- [Data for this task]
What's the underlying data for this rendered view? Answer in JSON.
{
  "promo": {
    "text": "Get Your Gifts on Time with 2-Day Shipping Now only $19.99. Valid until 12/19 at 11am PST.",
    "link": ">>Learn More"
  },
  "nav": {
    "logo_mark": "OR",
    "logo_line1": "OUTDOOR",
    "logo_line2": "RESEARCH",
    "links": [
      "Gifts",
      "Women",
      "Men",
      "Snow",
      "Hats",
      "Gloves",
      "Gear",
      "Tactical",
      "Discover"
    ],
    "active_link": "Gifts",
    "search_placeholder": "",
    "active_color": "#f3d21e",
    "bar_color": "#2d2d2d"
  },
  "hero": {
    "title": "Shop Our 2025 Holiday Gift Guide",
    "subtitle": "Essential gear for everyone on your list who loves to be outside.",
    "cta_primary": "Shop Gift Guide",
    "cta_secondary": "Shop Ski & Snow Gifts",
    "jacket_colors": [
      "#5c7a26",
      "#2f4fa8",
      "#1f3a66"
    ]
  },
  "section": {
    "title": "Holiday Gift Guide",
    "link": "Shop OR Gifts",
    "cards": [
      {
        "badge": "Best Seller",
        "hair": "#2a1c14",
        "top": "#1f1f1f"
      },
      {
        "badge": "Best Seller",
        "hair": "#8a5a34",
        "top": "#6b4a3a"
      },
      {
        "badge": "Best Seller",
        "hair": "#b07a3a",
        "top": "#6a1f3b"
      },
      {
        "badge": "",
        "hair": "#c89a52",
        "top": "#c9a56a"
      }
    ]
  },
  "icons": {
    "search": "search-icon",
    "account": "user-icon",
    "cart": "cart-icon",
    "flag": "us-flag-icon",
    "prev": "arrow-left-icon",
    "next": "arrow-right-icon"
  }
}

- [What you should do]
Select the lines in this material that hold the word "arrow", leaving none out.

- [Answer to this task]
    "prev": "arrow-left-icon",
    "next": "arrow-right-icon"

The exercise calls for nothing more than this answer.